What this task involves: Only an exact, line-for-line copy of the data will serve as the answer.

■ ■ ■ ■

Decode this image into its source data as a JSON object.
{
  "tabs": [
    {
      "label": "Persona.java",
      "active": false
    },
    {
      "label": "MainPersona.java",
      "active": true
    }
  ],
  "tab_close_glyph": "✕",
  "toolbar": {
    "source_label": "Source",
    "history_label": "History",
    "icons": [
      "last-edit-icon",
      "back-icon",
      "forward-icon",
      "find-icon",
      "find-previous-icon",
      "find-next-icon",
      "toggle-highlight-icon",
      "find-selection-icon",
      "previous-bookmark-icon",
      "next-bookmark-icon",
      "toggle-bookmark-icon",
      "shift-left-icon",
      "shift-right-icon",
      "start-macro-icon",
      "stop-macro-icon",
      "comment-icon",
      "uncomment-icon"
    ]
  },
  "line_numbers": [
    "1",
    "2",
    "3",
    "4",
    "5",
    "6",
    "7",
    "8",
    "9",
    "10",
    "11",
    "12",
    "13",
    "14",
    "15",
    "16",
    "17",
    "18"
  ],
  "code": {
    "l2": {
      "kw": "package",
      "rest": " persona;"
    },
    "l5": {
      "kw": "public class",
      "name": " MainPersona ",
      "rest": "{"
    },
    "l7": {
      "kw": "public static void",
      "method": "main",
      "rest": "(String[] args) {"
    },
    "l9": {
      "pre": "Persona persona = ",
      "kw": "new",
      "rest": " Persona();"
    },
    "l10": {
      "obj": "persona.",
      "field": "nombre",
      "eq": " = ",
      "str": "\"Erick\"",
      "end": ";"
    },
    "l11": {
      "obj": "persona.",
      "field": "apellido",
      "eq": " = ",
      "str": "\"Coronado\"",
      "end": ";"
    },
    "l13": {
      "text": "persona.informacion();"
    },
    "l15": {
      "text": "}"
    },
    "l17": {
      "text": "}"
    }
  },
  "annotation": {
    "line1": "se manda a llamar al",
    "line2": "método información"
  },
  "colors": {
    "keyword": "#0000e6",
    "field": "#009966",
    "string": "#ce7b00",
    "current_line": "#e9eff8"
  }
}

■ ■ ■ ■

Written answer:
Decode this image into its source data as a JSON object.
{
  "tabs": [
    {
      "label": "Persona.java",
      "active": false
    },
    {
      "label": "MainPersona.java",
      "active": true
    }
  ],
  "tab_close_glyph": "✕",
  "toolbar": {
    "source_label": "Source",
    "history_label": "History",
    "icons": [
      "last-edit-icon",
      "back-icon",
      "forward-icon",
      "find-icon",
      "find-previous-icon",
      "find-next-icon",
      "toggle-highlight-icon",
      "find-selection-icon",
      "previous-bookmark-icon",
      "next-bookmark-icon",
      "toggle-bookmark-icon",
      "shift-left-icon",
      "shift-right-icon",
      "start-macro-icon",
      "stop-macro-icon",
      "comment-icon",
      "uncomment-icon"
    ]
  },
  "line_numbers": [
    "1",
    "2",
    "3",
    "4",
    "5",
    "6",
    "7",
    "8",
    "9",
    "10",
    "11",
    "12",
    "13",
    "14",
    "15",
    "16",
    "17",
    "18"
  ],
  "code": {
    "l2": {
      "kw": "package",
      "rest": " persona;"
    },
    "l5": {
      "kw": "public class",
      "name": " MainPersona ",
      "rest": "{"
    },
    "l7": {
      "kw": "public static void",
      "method": "main",
      "rest": "(String[] args) {"
    },
    "l9": {
      "pre": "Persona persona = ",
      "kw": "new",
      "rest": " Persona();"
    },
    "l10": {
      "obj": "persona.",
      "field": "nombre",
      "eq": " = ",
      "str": "\"Erick\"",
      "end": ";"
    },
    "l11": {
      "obj": "persona.",
      "field": "apellido",
      "eq": " = ",
      "str": "\"Coronado\"",
      "end": ";"
    },
    "l13": {
      "text": "persona.informacion();"
    },
    "l15": {
      "text": "}"
    },
    "l17": {
      "text": "}"
    }
  },
  "annotation": {
    "line1": "se manda a llamar al",
    "line2": "método información"
  },
  "colors": {
    "keyword": "#0000e6",
    "field": "#009966",
    "string": "#ce7b00",
    "current_line": "#e9eff8"
  }
}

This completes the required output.